Why We Start With God
In the Christian life, we start with God. We think, as Augustine said, "the best about God," because it "is the foundation of piety." In fact, the greatest teachers of the Bible throughout the history of the Church began their great works with the study of God. This is seen in the creation of systematic theology (what the whole Bible says about certain subjects).
Origen of Alexandria (185-254 AD) was considered a pioneer in theology when he wrote On First Principles. This served as the first systematic theology for the early Christians—even though it was laden with theological error. Later, Peter Lombard's Sentences, a systematic theology written in the 12th Century, landed closer to orthodoxy. About a century after Lombard, Summa Theologiae (The Summary of Theology), a massive 3000-page tome by Thomas Aquinas (1225-1274) was published, covering more topics with greater precision than any works prior. Then, in the 16th Century, John Calvin published his Institutes of the Christian Religion responding to the king of France who believed the Reformers did not espouse a viable religion. This soon became the standard of theology for all of Protestantism, and every systematic theology produced by faithful pastors and scholars since follow a similar outline.
What did all these have in common?
If you read the first section of any of these works, you will start with the subject of God and His Word. You will be brought face to face with everything the Bible has to say about God.
The significance of this is found in the modern drift of Christians away from considering the nature and attributes of God towards an infatuation with self. There is unhealthy contentment with the love of God which overrides all other attributes. In turn, this tends towards a fixation with 'felt needs' and spiritual experiences. In one subtle step, many have exchanged the true God for a god they have imagined for themselves and imposed on the Bible. With this new god, they have the freedom to pick and choose from the commands of Scripture what best suits them.
We are better off considering the positive reasons for starting with God, than to descend this horrid pit of despair. I have four reasons why we should start with God.
1.) Because God is God and we are not Him. God is the creator, we are the creation, and it takes a mighty step of pride to dismiss the former in order to uplift the latter. That is what we do every time we fail to give God what is due His name. Whenever we dismiss His sovereignty, holiness, righteousness, and goodness to make room for our sin, we vainly use His name. How often do you dismiss certain characteristics or attributes of God because they just don't feel loving or nice? To do so is to transgress the law of God. God knows Himself best, therefore we must let Him tell us who He is.

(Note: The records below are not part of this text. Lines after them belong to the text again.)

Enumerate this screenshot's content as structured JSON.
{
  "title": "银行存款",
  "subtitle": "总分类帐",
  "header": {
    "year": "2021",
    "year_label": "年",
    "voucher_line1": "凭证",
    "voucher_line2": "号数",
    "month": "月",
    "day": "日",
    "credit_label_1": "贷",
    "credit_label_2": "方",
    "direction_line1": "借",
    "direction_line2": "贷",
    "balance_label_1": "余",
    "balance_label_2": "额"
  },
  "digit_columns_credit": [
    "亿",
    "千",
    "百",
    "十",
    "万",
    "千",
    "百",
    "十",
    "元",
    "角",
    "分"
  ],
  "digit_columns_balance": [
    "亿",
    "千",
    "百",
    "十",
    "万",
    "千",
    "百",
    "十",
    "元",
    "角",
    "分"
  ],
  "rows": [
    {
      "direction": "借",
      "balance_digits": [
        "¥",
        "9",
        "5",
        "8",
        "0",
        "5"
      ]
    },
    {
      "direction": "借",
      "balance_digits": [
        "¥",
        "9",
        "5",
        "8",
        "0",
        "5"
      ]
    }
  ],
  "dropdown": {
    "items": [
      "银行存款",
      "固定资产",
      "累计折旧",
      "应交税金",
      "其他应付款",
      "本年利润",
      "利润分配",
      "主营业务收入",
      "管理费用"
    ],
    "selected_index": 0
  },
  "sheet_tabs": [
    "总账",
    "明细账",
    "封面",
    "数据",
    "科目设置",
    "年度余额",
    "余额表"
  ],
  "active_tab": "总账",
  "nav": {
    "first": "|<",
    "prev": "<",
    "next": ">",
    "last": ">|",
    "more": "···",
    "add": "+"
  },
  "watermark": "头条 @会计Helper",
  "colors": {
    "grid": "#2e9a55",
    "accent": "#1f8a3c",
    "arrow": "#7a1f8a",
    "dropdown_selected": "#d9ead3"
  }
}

2.) Because Scripture starts with God. "In the beginning, God…" (Gen. 1:1). "In the beginning was the Word, and the Word was with God, and the Word was God" (John 1:1). Both in the creation of the world, and the creation of new life, the biblical authors begin with God. The Scriptures begin with God because He is, as Aristotle wrote, "the unmoved mover." It is in God that "we live and move and have our being" (Acts 17:28).

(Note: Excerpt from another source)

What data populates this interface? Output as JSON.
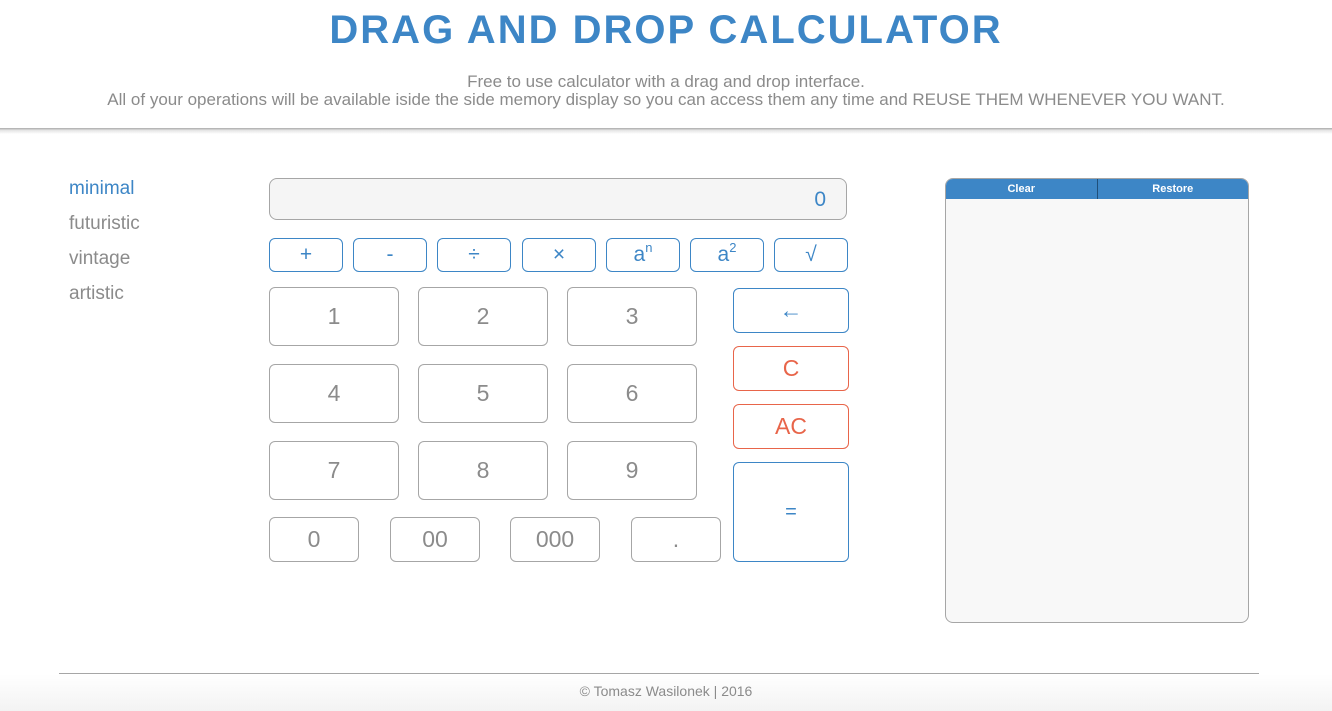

3.) Because we cannot know ourselves without Him. The Bible starts with God because He is the source of everything we know, and this connects to the previous point. If God is our creator and sustainer, we will not know much of ourselves until we know Him. We won't know how to be fulfilled; we won’t understand our purpose in life; we won't understand the existence of evil or how to overcome it. It is as Calvin portrayed us, looking around us and thinking we have good eyesight, but when we look to the sun, we realize our eyes are not as powerful as we previously thought. Furthermore, we realize that the only reason we can observe all the things around us is because of the existence of the sun.
4.) To teach us our chief end in life. This point expands the previous point in explaining our purpose for life. When our greatest goal in life is to display God's glory and enjoy Him fully, we find what we were made for. Life is not for the things which fade, but for the things which last forever. We most certainly must continue with the monotonous maintenance of this earthly pilgrimage, but never in a way that forgets eternity. To forget eternity is to miss the meaning of each moment and miss the truest fulfilment this life brings. When we start with God—not in a trivial sense, but a thorough and holistic start—we start not only on the right path but with the best foot.
When we do not start with the God who Is, we reveal our sin. The great and united aim of the world, the flesh, and the devil is to distract us from God using whatever means possible. Perhaps it is to disregard Him altogether. Perhaps it is to make Him out to be something He isn’t. Perhaps it is to regard the god we want higher than the God who Is. So, as you start with God, do not be surprised when the God who Is is vastly different from the God you want.